# DATA FOR THIS EXERCISE
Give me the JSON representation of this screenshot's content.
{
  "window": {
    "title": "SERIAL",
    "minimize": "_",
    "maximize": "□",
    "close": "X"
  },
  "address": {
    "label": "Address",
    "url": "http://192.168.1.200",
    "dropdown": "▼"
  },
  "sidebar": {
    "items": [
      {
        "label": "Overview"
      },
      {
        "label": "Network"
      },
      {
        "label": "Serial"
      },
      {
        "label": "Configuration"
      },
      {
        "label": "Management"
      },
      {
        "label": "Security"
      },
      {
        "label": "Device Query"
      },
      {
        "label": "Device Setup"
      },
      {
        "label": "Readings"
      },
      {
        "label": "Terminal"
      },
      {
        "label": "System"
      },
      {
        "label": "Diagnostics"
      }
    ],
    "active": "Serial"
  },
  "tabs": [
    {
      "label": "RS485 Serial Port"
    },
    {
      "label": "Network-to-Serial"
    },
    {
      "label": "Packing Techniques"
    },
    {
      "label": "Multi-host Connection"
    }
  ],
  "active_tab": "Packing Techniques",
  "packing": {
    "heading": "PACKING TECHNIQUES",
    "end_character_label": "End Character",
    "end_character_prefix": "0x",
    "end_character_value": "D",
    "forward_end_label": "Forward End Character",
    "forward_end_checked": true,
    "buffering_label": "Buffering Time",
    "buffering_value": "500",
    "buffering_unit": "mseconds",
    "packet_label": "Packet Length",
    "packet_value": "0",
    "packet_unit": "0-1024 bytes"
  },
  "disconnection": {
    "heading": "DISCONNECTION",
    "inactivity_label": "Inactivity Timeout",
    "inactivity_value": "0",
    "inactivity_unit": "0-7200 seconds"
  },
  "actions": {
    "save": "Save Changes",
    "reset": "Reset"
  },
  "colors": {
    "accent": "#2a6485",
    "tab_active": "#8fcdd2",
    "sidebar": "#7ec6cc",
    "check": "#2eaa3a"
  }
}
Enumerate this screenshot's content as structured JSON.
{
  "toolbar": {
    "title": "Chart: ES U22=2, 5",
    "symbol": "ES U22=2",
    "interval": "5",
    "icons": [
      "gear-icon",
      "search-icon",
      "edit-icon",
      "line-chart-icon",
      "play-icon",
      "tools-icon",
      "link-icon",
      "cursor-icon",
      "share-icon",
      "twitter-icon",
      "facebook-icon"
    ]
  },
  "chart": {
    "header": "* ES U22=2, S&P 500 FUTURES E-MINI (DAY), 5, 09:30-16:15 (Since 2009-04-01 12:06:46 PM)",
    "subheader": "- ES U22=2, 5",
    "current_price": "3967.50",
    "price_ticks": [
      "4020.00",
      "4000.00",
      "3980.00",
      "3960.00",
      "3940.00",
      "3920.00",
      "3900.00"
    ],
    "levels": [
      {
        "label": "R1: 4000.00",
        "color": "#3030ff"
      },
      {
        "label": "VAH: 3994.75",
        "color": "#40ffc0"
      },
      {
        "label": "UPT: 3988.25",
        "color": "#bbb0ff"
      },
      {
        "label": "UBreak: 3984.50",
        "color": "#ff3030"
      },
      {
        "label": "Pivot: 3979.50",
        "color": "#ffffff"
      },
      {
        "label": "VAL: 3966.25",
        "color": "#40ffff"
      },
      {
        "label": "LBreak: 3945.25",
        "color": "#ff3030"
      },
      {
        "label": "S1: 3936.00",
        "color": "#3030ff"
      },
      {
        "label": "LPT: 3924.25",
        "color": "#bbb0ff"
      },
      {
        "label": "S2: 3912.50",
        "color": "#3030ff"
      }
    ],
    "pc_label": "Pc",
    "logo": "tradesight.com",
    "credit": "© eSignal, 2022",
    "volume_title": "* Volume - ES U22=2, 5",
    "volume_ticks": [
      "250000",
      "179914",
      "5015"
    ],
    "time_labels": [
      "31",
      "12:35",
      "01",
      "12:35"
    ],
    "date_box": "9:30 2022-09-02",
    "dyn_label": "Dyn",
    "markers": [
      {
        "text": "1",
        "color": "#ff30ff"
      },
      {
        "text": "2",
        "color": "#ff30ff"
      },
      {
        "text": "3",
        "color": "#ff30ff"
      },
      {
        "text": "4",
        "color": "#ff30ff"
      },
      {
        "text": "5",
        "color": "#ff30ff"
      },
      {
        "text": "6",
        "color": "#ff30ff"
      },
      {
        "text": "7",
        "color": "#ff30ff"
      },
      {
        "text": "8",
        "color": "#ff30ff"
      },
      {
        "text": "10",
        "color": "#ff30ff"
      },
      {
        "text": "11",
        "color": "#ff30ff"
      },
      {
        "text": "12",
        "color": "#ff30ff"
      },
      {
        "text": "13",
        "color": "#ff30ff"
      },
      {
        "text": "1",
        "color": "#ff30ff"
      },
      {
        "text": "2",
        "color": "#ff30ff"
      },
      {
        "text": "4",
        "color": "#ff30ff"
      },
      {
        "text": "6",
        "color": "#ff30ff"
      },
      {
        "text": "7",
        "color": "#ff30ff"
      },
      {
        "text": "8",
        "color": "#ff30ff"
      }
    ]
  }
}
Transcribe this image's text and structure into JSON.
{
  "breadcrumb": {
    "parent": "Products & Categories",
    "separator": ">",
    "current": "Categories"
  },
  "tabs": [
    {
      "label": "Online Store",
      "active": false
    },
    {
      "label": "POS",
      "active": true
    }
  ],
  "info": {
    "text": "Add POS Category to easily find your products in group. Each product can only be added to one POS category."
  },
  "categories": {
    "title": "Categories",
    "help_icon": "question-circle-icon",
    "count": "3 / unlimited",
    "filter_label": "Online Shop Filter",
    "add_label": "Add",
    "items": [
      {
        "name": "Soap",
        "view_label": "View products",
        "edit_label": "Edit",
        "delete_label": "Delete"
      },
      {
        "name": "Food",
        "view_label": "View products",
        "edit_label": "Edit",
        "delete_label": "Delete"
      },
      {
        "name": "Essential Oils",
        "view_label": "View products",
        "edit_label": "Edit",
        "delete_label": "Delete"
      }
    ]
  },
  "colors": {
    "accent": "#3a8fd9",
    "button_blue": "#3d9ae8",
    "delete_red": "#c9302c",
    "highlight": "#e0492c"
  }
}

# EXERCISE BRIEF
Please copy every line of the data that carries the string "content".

# ANSWER SPACE
Give me the JSON representation of this screenshot's content.
Enumerate this screenshot's content as structured JSON.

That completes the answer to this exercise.